I included suicide because there is evidence that shows exercise effective in mediating the symptoms of depression. There is no reason I know of to imagine that an active society will have significantly reduced cancer rates (except for the decrease in environmental pollutants), as the many causes of cancer aren't so well understood. For the next greatest causes of death some arguments could be made for the effectiveness of cycling in prevention, though they get weaker: number 6, falling, could be diminished by increased muscular fitness of elderly folks and increased spatial coordination for (tragically) clumsy people; number 7, firearm assault, could be decreased by the increase in social interaction that is inevitable when you aren't enclosed in a glass and metal box and by increasing the wealth of immediate neighbors through the support of local economy.
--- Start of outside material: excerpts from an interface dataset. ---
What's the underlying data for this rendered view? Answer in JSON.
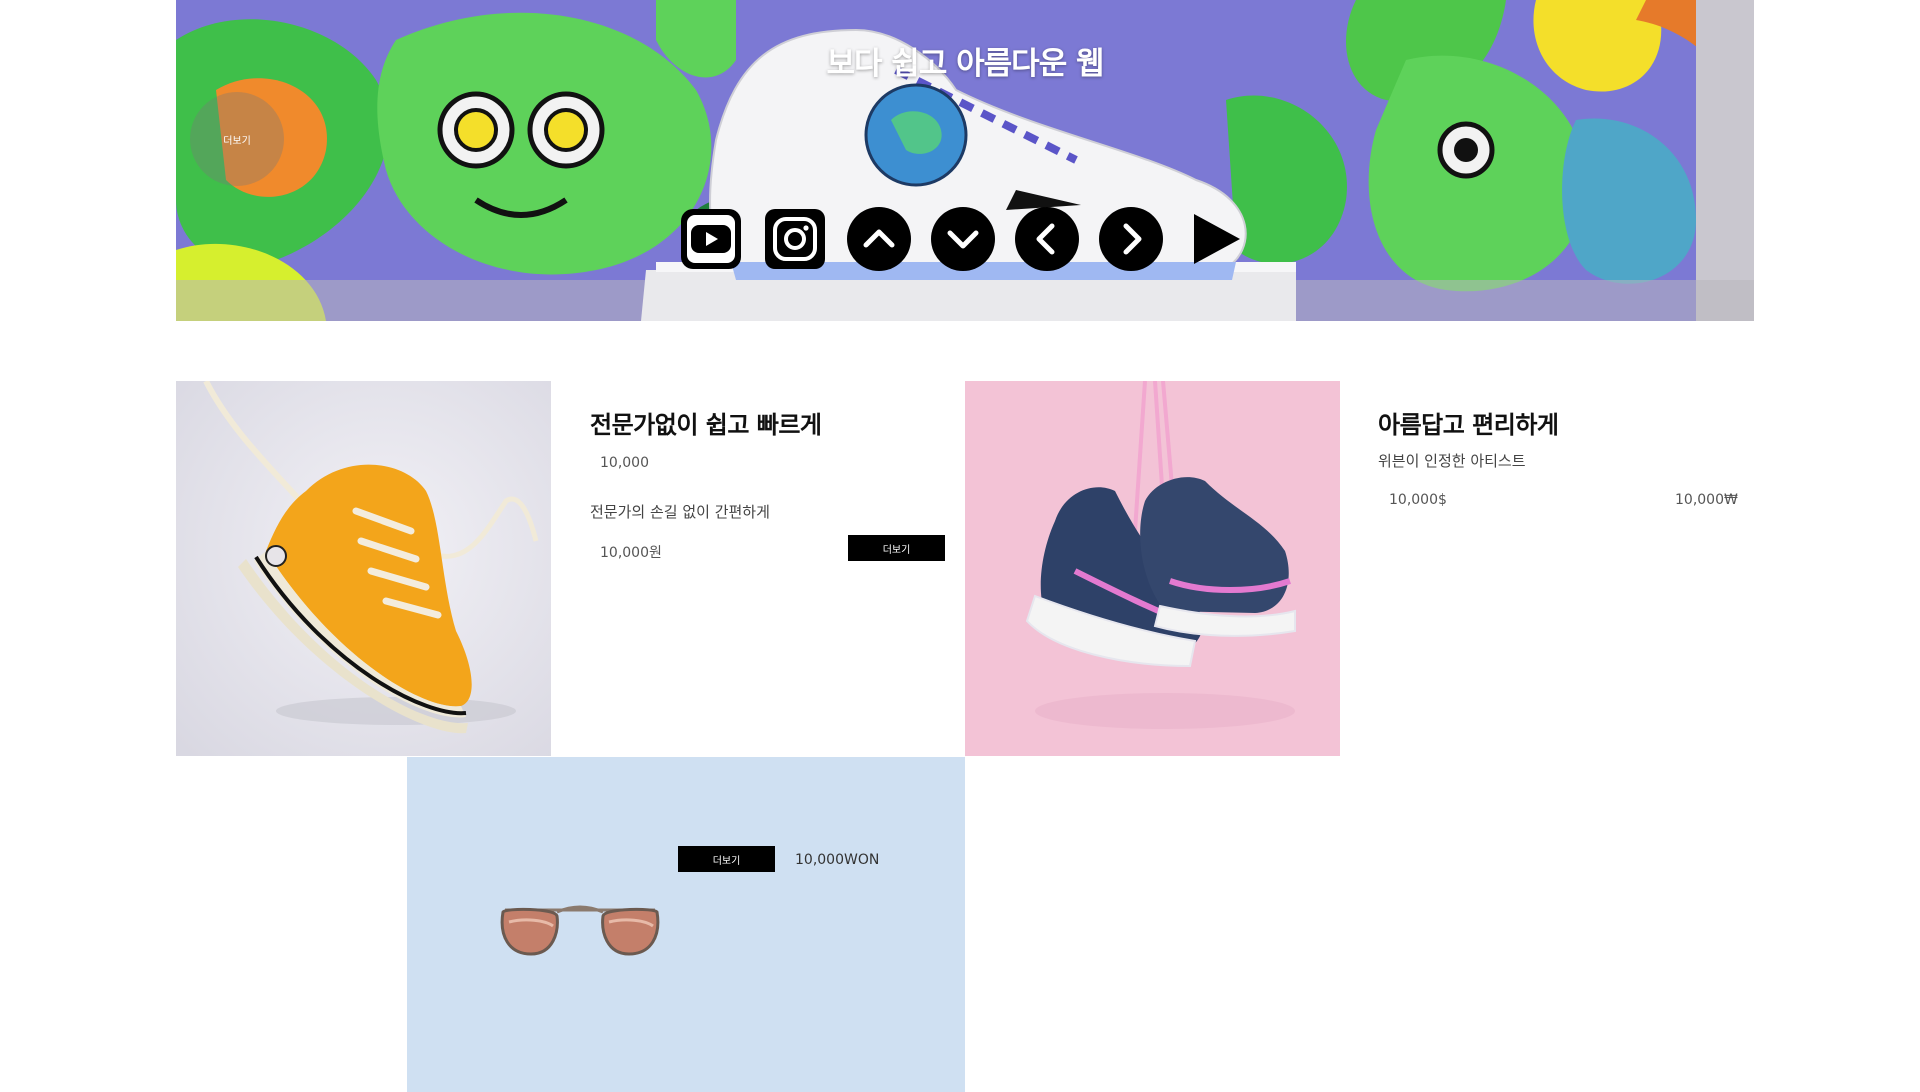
{
  "hero": {
    "title": "보다 쉽고 아름다운 웹",
    "more_label": "더보기",
    "icons": [
      "youtube-icon",
      "instagram-icon",
      "chevron-up-icon",
      "chevron-down-icon",
      "chevron-left-icon",
      "chevron-right-icon",
      "play-icon"
    ]
  },
  "card1": {
    "title": "전문가없이 쉽고 빠르게",
    "price_top": "10,000",
    "subtitle": "전문가의 손길 없이 간편하게",
    "price_bottom": "10,000원",
    "button": "더보기"
  },
  "card2": {
    "title": "아름답고 편리하게",
    "subtitle": "위븐이 인정한 아티스트",
    "price_left": "10,000$",
    "price_right": "10,000₩"
  },
  "promo": {
    "button": "더보기",
    "price": "10,000WON"
  },
  "colors": {
    "hero_bg": "#8a86d8",
    "accent_black": "#000000",
    "card_yellow_bg": "#e4e3ec",
    "card_pink_bg": "#f3c3d6",
    "promo_bg": "#cfe0f2"
  }
}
Number 8, pedestrian accidents, would clearly decrease with the amount of cars on the road and number 9, drowning, could also decrease with increased general fitness. Of course each of these causes have instances in which the fantasized bicycle culture won't help, but there is little question that increased mean health of the population ultralight human powered vehicles would have an incredible impact on healthcare expenses. There is no other way to say it but that bicycling is a miraculous thing that a (growing) few take advantage of. Riding a bike leaves the air cleaner, your self happier and your body healthier, where's the downside? You can't say safety because cars aren't safer, car accidents kill way more people than bicycle accidents. There is no downside, ride your bike.